(MATERIAL PROVIDED begins)
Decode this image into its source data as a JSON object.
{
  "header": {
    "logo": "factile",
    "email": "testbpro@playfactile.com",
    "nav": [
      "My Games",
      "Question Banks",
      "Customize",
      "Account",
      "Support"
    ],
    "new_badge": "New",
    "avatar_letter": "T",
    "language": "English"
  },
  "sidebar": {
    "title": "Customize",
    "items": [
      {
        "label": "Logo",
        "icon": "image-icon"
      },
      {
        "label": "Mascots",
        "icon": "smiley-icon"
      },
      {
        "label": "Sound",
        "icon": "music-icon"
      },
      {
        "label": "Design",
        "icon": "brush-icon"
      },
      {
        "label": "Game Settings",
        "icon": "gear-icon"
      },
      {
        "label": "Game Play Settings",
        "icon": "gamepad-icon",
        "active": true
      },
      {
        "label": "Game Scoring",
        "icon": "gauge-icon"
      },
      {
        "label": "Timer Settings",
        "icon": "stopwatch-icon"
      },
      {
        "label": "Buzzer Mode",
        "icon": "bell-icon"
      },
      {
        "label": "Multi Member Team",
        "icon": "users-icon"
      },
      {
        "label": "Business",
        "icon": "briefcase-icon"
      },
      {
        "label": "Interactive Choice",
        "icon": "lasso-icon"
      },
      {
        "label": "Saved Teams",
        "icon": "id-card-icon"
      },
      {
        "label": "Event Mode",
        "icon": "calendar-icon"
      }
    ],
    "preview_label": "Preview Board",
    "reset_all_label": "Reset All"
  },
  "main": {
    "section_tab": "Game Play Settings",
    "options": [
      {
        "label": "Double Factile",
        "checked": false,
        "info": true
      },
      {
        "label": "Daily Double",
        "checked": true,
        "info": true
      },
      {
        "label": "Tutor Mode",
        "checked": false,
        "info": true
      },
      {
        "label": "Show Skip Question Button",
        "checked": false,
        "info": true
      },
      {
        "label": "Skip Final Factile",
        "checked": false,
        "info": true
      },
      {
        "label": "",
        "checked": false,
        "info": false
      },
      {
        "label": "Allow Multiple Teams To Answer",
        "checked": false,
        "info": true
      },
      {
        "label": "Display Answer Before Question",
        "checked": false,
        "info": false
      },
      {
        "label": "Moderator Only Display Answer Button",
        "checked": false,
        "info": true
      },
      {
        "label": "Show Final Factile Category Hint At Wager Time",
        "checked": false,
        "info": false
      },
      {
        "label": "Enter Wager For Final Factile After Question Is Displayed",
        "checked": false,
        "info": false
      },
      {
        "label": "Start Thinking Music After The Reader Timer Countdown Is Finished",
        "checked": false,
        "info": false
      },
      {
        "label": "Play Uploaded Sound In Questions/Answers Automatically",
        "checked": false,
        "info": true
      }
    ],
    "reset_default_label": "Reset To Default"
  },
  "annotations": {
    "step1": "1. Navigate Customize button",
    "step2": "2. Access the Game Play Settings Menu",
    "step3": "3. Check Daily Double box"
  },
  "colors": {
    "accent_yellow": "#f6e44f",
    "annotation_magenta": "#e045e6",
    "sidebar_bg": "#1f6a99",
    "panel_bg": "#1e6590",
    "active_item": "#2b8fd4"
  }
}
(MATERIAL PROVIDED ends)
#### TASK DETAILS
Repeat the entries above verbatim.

#### SOLUTION FOR THIS PROBLEM
Decode this image into its source data as a JSON object.
{
  "header": {
    "logo": "factile",
    "email": "testbpro@playfactile.com",
    "nav": [
      "My Games",
      "Question Banks",
      "Customize",
      "Account",
      "Support"
    ],
    "new_badge": "New",
    "avatar_letter": "T",
    "language": "English"
  },
  "sidebar": {
    "title": "Customize",
    "items": [
      {
        "label": "Logo",
        "icon": "image-icon"
      },
      {
        "label": "Mascots",
        "icon": "smiley-icon"
      },
      {
        "label": "Sound",
        "icon": "music-icon"
      },
      {
        "label": "Design",
        "icon": "brush-icon"
      },
      {
        "label": "Game Settings",
        "icon": "gear-icon"
      },
      {
        "label": "Game Play Settings",
        "icon": "gamepad-icon",
        "active": true
      },
      {
        "label": "Game Scoring",
        "icon": "gauge-icon"
      },
      {
        "label": "Timer Settings",
        "icon": "stopwatch-icon"
      },
      {
        "label": "Buzzer Mode",
        "icon": "bell-icon"
      },
      {
        "label": "Multi Member Team",
        "icon": "users-icon"
      },
      {
        "label": "Business",
        "icon": "briefcase-icon"
      },
      {
        "label": "Interactive Choice",
        "icon": "lasso-icon"
      },
      {
        "label": "Saved Teams",
        "icon": "id-card-icon"
      },
      {
        "label": "Event Mode",
        "icon": "calendar-icon"
      }
    ],
    "preview_label": "Preview Board",
    "reset_all_label": "Reset All"
  },
  "main": {
    "section_tab": "Game Play Settings",
    "options": [
      {
        "label": "Double Factile",
        "checked": false,
        "info": true
      },
      {
        "label": "Daily Double",
        "checked": true,
        "info": true
      },
      {
        "label": "Tutor Mode",
        "checked": false,
        "info": true
      },
      {
        "label": "Show Skip Question Button",
        "checked": false,
        "info": true
      },
      {
        "label": "Skip Final Factile",
        "checked": false,
        "info": true
      },
      {
        "label": "",
        "checked": false,
        "info": false
      },
      {
        "label": "Allow Multiple Teams To Answer",
        "checked": false,
        "info": true
      },
      {
        "label": "Display Answer Before Question",
        "checked": false,
        "info": false
      },
      {
        "label": "Moderator Only Display Answer Button",
        "checked": false,
        "info": true
      },
      {
        "label": "Show Final Factile Category Hint At Wager Time",
        "checked": false,
        "info": false
      },
      {
        "label": "Enter Wager For Final Factile After Question Is Displayed",
        "checked": false,
        "info": false
      },
      {
        "label": "Start Thinking Music After The Reader Timer Countdown Is Finished",
        "checked": false,
        "info": false
      },
      {
        "label": "Play Uploaded Sound In Questions/Answers Automatically",
        "checked": false,
        "info": true
      }
    ],
    "reset_default_label": "Reset To Default"
  },
  "annotations": {
    "step1": "1. Navigate Customize button",
    "step2": "2. Access the Game Play Settings Menu",
    "step3": "3. Check Daily Double box"
  },
  "colors": {
    "accent_yellow": "#f6e44f",
    "annotation_magenta": "#e045e6",
    "sidebar_bg": "#1f6a99",
    "panel_bg": "#1e6590",
    "active_item": "#2b8fd4"
  }
}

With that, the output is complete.